“Some people will run past me because they’re faster, but I can hold people off the ball because I’m stronger than them.”
A lot stronger. Opposition players sometimes bounce off Scott.
While he has limitations, he can still play a bit and is shortlisted for Darlington’s goal of the season.
“It was with my right foot at home to Lancaster, my weaker foot, I took a touch and hit it as hard as I could and luckily it flew in the top corner. I’ll be getting in touch with everyone asking them to vote!”
Scoring goals was never Martin Gray’s forte during his playing days. The Darlington manager is a big admirer of a player he signed three years ago.
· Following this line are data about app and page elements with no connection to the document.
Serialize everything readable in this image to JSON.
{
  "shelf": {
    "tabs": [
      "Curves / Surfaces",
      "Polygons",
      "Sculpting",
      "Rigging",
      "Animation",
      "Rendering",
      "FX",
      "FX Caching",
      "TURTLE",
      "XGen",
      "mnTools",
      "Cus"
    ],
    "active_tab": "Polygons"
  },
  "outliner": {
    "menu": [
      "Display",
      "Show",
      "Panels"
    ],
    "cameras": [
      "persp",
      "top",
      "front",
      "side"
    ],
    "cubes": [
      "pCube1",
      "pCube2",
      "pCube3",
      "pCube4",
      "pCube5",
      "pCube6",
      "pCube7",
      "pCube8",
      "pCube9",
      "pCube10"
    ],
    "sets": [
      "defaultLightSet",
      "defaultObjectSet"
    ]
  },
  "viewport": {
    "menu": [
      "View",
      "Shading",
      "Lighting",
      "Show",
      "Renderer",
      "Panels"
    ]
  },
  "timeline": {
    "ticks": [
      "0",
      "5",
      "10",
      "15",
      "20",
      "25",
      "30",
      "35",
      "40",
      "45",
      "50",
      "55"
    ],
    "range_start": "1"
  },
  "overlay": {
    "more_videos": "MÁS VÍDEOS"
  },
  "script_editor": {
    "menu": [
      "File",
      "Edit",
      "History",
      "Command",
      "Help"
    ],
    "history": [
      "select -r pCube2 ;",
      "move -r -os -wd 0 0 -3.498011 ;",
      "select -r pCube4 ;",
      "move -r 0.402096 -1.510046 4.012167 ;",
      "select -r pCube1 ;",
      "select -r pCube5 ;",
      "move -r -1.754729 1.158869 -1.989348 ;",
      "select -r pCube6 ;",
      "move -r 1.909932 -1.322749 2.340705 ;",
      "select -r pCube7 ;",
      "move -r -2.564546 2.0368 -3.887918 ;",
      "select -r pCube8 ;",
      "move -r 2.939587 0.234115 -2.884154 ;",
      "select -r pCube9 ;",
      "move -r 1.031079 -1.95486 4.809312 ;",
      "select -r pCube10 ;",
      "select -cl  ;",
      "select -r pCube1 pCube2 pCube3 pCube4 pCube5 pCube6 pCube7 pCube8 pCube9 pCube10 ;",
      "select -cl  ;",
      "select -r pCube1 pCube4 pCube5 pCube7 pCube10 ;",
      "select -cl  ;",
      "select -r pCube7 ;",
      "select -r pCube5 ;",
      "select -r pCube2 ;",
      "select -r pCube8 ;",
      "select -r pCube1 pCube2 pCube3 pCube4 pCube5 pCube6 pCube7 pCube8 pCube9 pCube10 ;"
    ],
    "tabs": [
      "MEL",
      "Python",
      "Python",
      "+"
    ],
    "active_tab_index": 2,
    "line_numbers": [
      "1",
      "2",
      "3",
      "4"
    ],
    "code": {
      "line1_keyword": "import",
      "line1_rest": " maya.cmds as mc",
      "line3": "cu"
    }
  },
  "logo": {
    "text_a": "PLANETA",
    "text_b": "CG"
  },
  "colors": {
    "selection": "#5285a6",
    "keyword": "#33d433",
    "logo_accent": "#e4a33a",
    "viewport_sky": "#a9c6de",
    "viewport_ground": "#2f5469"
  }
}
“He has a huge desire to be the best at this level and is a great example to all non-league footballers,” said Gray.
“He does everything right, he wants to achieve all the time, he never lets you down and his work ethic in matches and training is very high.
“He’s very dogged, he works hard and he scores goals – I never scored goals – and he’s been smashing, a model pro.”
A model semi-pro would be more accurate.
“We had training the other night but I was unable to attend because I had to go to London for modelling,” added Scott.
“Martin is very understanding, but he knows I’m not a lazy lad. I’m always at the gym and always looking after myself.
“At the moment it’s a bit of pocket money. I get to travel and meet people, it’s a case of seeing where it goes.
“I got a black eye playing in a match a few weeks ago and had to get in touch with the photographers to explain what had happened. They still wanted me, I just had to put a bit of make-up on for the shoot!”
The 28-year-old, formerly of Dunston, Harrogate Town, Newcastle Blue Star and Whitby, is one of the last men standing of the clutch of players signed in the wake of demotion to the Northern League.
Of those who played in the first game of 2012-13, only Scott, Gary Brown, David Dowson and Amar Purewal remain.
“The three years have gone really quickly,” added Scott, who has now made 122 appearances, behind only Thompson, Dowson and Alan White of the current squad.
“When I first met Martin at the Blue Bell in Middlesbrough he wanted to win the league straight away when he’d only signed six players at the time.
“I thought maybe he was underestimating the Northern League, but we won the title.
“We were unlucky last season, and we’ve gone straight back at it this year. We’ve been up there and challenging in all three seasons.”
The climax of the third season comes three days after a thrilling 3-2 win over Spennymoor, a match that could’ve gone either way with the teams trading goals in the closing stages.
Quakers trailed 2-1 with 12 minutes to go, but Liam Hatch equalised and then Dowson notched the winner in the last minute, providing Darlington with their most dramatic moment since Chris Senior’s Wembley goal four years ago.
Scott said: “People had probably written us off, but it shows the character we’ve got, we bounced back with a never say die attitude. We’ve had that all season, when we’ve had our backs to the wall we always come back.
“It was the biggest win we’ve had and there’s been some good ones, like beating Spenny in the Northern League.
“I felt confident at 1-0 and at half-time Martin gave us our jobs for the second half. To be fair to them, they gave it a go and got two goals. Others teams might’ve crumbled, but with our attitude that we get off Martin we’ve gone at them again and came back to win.
“It was outlined in a talk at the end of the game by Martin. It’s a togetherness involving everyone, including the fans and the people who work for the club, not just the starting XI and the subs.
“Martin has got everyone pulling in the same direction.”
written by Craig Stoddart , Deputy Sports Editor of The Northern Echo Published Saturday, 2nd May 2015
Reprinted from http://www.thenorthernecho.co.uk/sport/12928383.SATURDAY_SPOTLIGHT__Enigmatic_Scott_is_Darlington_s_model_semi_pro/